Committee chairman Coun Tommy Threlfall called the agencies in for questioning after the damaging report hit the national press.

He said: "We are concerned at the water quality and wanted to make our point to the Environment Agency and United Utilities who agreed to be questioned by councillors.

Coun Tommy Threlfall, chairman of Fylde Council's environment, health and housing committee, on the amenity beach at St Annes

"We must remain vigilant and ensure everything possible is done to protect our sea and beach. The report that came out was worrying - but it was also plainly irresponsible to publish a report based on one cherry-picked and headline-grabbing reading, possibly causing huge damage to our beautiful seaside town and the tremendous events we hold on the beach. We told the agencies that inaccuracies, or singular high readings, can be incredibly costly to our businesses.

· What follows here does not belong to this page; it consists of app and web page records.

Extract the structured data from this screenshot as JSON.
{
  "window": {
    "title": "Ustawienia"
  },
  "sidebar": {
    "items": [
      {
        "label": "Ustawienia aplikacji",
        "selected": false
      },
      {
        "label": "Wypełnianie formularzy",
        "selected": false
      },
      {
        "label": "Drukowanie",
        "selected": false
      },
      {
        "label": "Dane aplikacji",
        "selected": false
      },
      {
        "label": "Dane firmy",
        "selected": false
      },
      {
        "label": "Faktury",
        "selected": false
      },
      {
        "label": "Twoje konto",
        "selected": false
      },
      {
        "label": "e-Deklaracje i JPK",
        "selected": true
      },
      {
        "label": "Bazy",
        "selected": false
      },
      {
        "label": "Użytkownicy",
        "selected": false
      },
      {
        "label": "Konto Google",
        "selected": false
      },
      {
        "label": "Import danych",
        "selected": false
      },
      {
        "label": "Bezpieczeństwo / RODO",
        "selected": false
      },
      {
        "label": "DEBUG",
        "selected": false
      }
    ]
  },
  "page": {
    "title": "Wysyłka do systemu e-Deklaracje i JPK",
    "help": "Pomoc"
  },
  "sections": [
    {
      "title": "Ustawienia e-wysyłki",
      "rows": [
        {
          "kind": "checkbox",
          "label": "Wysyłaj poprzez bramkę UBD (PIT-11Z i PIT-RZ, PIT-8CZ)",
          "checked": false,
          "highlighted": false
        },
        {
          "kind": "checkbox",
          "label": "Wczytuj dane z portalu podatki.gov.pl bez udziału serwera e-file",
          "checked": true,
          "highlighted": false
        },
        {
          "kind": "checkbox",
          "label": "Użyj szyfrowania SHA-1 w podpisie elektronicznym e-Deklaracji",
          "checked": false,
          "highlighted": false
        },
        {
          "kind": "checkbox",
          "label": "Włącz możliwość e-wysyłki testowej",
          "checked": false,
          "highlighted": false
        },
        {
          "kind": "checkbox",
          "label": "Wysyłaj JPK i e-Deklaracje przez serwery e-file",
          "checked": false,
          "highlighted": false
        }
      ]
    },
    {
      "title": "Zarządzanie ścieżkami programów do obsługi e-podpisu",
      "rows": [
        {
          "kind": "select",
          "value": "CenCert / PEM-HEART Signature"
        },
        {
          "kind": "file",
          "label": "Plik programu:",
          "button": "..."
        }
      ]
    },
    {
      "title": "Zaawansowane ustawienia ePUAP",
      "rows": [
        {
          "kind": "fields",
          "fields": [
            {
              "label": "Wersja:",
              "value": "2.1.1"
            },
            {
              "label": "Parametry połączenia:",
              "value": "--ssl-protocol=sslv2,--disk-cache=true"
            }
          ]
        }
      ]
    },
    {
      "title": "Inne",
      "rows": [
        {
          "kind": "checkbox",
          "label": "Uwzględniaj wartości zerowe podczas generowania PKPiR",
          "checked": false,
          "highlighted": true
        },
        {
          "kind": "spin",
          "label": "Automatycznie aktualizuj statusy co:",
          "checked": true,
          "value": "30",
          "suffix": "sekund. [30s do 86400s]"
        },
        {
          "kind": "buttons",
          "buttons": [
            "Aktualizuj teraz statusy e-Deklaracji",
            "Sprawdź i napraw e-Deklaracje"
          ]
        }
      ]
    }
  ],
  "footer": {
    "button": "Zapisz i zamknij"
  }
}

"We pressed United Utilities on storm overflows and the Environment Agency on action to help prevent animal waste reaching the River Ribble – and make no mistake there is always plenty to be done. I was pleased to hear steps are being taken to improve our water quality but rest assured, we will be holding these agencies to account to ensure we see improvements."

Councillors were told the Environment Agency had designated St Annes North as a priority bathing water which will see extra checks made on the coastline and along the River Ribble and its tributaries, with more than 30 farm inspections in the past year and 50 farmers contacted regarding steps to take to prevent animal waste reaching the waterway.

United Utilities revealed they were working on a new £745-million five-year programme of works to further improve water quality across the North West, including separating some combined sewer and drainage systems, and with the Ribble estuary set to benefit from multiple projects along its course, which should lead to improved water quality in Lytham and St Annes.

Councillors were also told that despite multiple reports of UU discharging storm water from combined sewers into waterways this season, only one instance had taken place and that was caused by repair contractor triggering the alarm. Both agencies confirmed no discharges were made that day.

In 1988, just 18 per cent of North West beaches were compliant with water standards - today that figure is 100 per cent against more stringent measures.